The AP contacted officers in relation to 23 exclusive occasions, eight from 2021 and the rest from this 12 months, that ended up referenced in between two lists shared on Facebook and Twitter. Fireplace officials in nine scenarios claimed that the fires were being established or suspected to be accidental. In various other folks, officials would only say that the fires had been even now less than investigation. In some other cases, community news reports also advised the incidents were being mishaps.
On Monday, the National Hearth Defense Association pushed back on the rumors in a story in its magazine titled “Nothing to See Listed here.”
Susan McKelvey, an NFPA spokesperson, observed in an email that countrywide info show the region averaged far more than 5,000 fires every year at production and processing services, not just meals vegetation, in between 2015 and 2019. She estimated that there have “been somewhere around 20 fires in U.S. food processing facilities in the to start with 4 months of 2022, which is not extraordinary at all and does not sign just about anything out of the regular.”
“The modern inquiries all around these fires appears to be a case of men and women quickly shelling out notice to them and getting amazed about how normally they do happen,” McKelvey mentioned.
Lisa Fazio, an affiliate professor of psychology and human advancement at Vanderbilt University, stated most Us residents would not know the frequency of these kinds of industrial incidents — which “means that it’s fairly uncomplicated to produce a panic in excess of the concern.”
With real food items shortages induced by the war, “everything they hear gets filtered by that lens and folks start noticing points that they hadn’t compensated interest to right before,” Fazio reported in an electronic mail.
Food items market professionals really do not watch the mishaps as a crisis for Individuals, both.
“There does not seem to be any evidence connecting these fires in any way, and there is certainly no threat to the US foodstuff offer due to the fact of a collection of unrelated, regrettable incidents,” Sam Gazdziak, a spokesperson for the American Association of Meat Processors, reported in an e mail.
All those who observe the food stuff supply chain say though such fires can of system have an effect, they are not a key concern domestically or globally.
“The fires were surely not at the best of my list,” claimed Phillip Coles, a professor of practice in supply chain administration at Lehigh College.
Coles reported labor shortages domestically and worldwide challenges such as the Russian war in Ukraine, lockdowns in China and delivery prices, are much larger things. He stated whilst individuals in U.S. may well not see certain objects accessible, the situation is not a shortage of food items altogether.
David Ortega, a foodstuff economist and associate professor at Michigan Condition College, explained it was “extremely unlikely” that the U.S. would knowledge foods shortages from the Russia-Ukraine war.

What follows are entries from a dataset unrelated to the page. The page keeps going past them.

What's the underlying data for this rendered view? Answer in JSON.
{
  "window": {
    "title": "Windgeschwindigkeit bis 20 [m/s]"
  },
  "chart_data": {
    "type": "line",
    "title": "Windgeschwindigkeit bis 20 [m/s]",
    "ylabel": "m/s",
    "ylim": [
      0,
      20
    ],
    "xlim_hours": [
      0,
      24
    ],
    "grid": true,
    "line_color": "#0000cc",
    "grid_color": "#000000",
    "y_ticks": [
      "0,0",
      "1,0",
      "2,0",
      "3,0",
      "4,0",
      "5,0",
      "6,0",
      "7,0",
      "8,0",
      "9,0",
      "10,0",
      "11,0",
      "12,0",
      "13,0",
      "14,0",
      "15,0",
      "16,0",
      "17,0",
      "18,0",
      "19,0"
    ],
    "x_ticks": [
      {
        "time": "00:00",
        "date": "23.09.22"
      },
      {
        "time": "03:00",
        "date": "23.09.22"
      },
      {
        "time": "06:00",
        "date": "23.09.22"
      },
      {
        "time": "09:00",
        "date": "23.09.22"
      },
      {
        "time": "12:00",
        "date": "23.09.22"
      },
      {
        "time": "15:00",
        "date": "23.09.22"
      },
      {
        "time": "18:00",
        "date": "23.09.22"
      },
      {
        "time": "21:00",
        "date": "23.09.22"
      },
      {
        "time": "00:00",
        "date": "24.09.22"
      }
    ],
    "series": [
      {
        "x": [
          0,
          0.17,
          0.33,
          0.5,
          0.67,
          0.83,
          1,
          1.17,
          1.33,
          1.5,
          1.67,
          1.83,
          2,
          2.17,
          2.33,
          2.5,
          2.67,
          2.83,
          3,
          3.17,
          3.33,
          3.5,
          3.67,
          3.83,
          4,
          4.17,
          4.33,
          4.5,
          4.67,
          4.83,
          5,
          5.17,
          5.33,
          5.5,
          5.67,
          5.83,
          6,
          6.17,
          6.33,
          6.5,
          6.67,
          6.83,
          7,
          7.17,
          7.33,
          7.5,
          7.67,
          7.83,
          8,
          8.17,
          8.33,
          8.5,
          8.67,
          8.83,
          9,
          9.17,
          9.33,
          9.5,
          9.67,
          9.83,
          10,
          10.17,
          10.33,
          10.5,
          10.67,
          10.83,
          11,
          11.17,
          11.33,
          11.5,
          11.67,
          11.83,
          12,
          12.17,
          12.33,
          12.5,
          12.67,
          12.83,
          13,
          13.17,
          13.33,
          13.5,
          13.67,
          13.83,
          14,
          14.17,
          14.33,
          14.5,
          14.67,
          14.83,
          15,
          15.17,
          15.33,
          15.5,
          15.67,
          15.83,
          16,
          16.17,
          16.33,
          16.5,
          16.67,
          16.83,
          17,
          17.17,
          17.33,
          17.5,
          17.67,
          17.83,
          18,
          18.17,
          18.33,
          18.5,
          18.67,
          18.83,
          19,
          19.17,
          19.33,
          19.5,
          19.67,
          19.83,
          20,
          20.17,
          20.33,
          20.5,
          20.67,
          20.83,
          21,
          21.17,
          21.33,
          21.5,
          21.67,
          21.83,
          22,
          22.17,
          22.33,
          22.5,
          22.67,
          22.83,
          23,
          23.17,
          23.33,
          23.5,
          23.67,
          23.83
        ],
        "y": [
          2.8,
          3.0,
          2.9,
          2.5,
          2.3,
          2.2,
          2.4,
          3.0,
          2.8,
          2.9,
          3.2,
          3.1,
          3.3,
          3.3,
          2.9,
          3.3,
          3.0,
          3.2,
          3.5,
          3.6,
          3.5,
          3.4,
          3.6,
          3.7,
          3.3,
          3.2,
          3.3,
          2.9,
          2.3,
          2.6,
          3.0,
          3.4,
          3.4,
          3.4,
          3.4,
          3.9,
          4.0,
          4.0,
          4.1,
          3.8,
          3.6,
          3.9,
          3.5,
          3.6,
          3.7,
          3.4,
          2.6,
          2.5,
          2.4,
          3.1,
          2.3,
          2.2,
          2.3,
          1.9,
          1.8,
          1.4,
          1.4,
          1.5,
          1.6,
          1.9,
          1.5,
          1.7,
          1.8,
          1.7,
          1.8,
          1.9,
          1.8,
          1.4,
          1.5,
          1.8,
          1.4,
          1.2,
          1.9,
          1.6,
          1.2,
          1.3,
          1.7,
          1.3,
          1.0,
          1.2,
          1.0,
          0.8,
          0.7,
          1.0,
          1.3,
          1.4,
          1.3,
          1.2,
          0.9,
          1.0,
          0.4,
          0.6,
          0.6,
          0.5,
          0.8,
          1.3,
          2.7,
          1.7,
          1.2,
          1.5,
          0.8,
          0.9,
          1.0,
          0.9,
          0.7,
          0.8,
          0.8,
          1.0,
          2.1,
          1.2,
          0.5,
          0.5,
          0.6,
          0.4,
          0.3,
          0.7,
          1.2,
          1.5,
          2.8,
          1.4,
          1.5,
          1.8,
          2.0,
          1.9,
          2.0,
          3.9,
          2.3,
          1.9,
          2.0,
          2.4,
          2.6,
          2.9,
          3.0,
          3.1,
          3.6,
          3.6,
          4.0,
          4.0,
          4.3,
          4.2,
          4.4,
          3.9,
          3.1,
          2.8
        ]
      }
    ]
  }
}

When Russia and Ukraine are major grain suppliers, the U.S. creates more than enough domestically and just isn’t dependent on the location, Ortega said. Alternatively, he said, food shortages from the war would be felt in international locations that count greatly on the area for food imports, such as spots in North Africa and the Center East.
He extra: “Beliefs that the U.S. will before long be low on foodstuff are only unfounded.” ___
Connected Push writers Josh Kelety in Phoenix and Ali Swenson in Charlotte, North Carolina, contributed to this report.
This is part of AP’s energy to address widely shared misinformation, including perform with exterior firms and corporations to include factual context to deceptive information that is circulating on the web. Study extra about truth-checking at AP.